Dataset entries
******************************
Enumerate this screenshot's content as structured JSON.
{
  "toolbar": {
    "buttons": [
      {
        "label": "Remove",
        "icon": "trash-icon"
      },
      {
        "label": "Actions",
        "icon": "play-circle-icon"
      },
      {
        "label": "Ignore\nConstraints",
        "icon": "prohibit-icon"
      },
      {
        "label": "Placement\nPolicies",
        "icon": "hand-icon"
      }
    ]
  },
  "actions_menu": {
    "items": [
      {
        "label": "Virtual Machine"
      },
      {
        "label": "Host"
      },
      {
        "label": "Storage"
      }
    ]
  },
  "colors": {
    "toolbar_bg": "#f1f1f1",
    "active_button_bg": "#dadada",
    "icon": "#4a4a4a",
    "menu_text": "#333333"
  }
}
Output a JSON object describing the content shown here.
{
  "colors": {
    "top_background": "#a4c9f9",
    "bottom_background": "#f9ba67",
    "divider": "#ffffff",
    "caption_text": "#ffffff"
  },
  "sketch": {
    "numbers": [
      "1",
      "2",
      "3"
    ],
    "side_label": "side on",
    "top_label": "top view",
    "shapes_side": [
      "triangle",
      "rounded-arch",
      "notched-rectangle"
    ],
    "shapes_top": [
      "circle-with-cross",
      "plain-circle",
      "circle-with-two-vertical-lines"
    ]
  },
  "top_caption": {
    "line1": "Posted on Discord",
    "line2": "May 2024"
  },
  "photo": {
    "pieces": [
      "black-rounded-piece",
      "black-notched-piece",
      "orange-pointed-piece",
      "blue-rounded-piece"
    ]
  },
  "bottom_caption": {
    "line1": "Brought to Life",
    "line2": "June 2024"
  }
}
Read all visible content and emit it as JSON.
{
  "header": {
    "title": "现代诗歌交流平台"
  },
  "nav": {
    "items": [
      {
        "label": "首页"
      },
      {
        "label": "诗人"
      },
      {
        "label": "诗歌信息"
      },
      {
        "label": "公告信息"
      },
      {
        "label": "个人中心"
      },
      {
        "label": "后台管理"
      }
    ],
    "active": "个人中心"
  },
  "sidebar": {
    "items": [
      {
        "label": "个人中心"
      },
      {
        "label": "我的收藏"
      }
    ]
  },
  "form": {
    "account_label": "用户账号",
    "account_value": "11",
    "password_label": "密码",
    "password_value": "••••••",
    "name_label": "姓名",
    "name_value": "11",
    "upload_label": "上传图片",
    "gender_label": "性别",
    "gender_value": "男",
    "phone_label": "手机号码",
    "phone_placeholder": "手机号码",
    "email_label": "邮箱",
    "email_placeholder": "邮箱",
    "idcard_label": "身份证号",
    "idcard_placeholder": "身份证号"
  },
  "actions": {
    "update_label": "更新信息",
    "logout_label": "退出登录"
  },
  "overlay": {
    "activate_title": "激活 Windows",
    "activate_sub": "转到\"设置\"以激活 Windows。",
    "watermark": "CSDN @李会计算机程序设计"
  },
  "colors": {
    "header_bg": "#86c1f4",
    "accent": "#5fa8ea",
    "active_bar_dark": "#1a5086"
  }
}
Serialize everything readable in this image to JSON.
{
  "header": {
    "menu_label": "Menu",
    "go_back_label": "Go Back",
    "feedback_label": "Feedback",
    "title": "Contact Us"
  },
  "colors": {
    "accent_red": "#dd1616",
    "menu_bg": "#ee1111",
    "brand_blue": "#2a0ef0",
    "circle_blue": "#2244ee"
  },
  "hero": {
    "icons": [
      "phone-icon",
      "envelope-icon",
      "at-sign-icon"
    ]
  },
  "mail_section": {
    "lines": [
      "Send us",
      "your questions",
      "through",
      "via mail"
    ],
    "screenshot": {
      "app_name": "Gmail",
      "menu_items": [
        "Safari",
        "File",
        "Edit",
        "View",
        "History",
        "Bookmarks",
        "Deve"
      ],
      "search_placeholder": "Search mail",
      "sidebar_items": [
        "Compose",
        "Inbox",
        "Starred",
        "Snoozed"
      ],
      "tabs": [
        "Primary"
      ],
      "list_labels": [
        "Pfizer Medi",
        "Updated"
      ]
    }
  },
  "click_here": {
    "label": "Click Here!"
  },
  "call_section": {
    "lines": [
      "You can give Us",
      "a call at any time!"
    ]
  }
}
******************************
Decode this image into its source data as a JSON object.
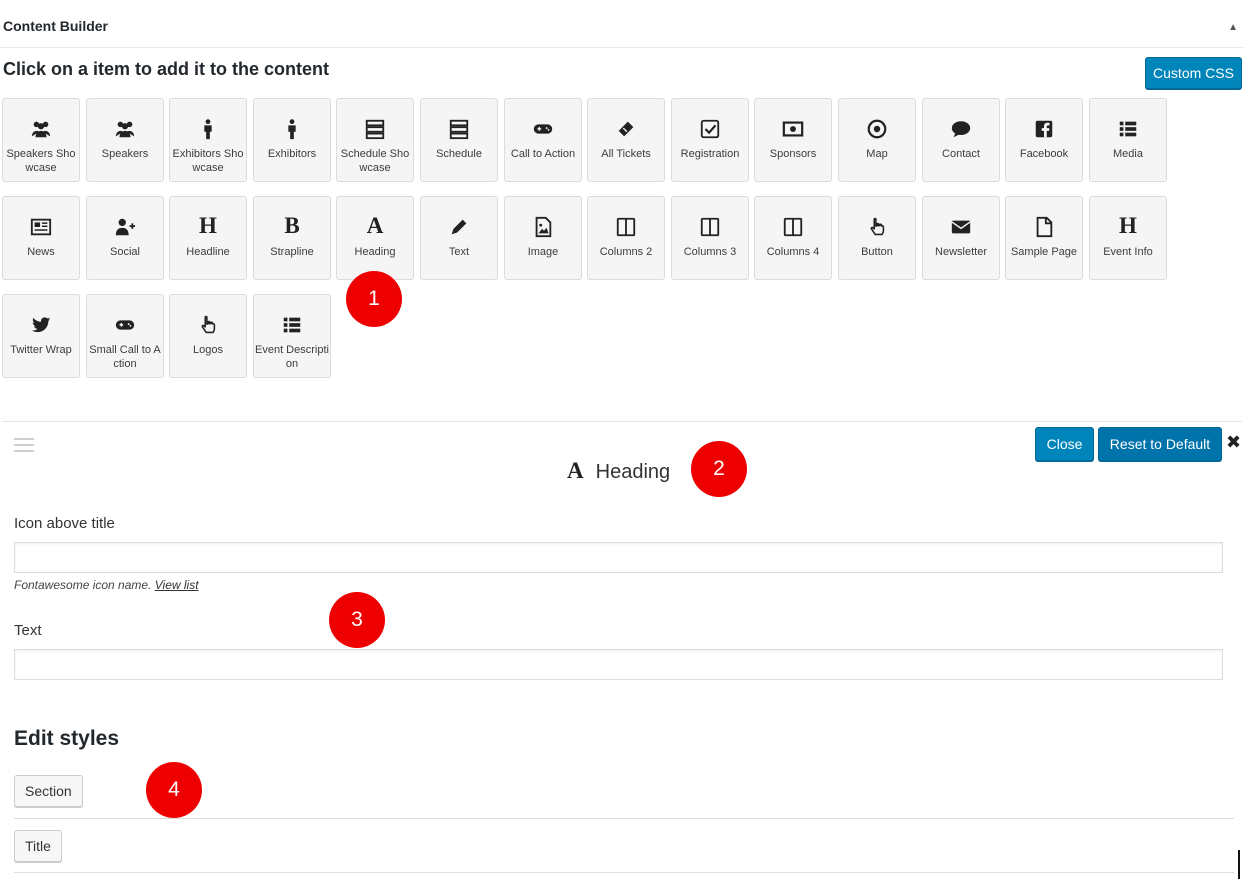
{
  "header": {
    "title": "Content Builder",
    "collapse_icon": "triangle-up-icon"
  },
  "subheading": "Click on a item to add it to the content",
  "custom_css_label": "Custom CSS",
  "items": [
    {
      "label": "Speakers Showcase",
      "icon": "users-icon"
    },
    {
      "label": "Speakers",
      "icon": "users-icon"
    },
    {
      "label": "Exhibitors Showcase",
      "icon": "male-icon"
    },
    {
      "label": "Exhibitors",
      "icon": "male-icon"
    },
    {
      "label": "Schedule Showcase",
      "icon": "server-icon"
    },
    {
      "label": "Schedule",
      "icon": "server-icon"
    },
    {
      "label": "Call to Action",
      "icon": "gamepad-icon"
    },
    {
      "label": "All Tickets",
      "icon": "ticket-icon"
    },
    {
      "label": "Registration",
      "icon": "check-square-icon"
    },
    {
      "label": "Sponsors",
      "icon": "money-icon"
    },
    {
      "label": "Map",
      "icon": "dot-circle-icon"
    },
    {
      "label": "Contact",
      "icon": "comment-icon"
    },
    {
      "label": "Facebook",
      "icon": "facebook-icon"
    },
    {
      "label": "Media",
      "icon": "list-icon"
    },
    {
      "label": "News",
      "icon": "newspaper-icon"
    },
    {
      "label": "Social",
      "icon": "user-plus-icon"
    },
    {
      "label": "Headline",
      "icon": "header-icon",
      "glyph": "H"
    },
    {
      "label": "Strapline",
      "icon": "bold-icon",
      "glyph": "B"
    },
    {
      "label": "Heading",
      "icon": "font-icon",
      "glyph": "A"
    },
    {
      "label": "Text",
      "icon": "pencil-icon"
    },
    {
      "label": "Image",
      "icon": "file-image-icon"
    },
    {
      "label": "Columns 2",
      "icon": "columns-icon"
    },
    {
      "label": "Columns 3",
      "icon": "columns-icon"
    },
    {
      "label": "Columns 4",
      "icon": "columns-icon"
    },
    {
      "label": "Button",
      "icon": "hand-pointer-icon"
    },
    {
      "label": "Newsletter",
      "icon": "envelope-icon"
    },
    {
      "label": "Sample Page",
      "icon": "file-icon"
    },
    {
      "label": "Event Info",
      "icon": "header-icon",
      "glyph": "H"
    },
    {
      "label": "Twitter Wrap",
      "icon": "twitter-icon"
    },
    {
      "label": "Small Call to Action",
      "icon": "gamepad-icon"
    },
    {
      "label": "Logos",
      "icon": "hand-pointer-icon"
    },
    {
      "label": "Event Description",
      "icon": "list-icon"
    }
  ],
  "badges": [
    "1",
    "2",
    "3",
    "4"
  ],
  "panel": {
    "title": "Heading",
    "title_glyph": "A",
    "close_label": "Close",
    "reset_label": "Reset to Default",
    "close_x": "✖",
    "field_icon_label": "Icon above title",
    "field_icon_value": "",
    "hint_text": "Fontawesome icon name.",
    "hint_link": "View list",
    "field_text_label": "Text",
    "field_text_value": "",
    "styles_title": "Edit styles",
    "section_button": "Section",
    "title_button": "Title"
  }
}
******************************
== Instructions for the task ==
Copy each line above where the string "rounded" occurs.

== Task response ==
      "rounded-arch",
      "black-rounded-piece",
      "blue-rounded-piece"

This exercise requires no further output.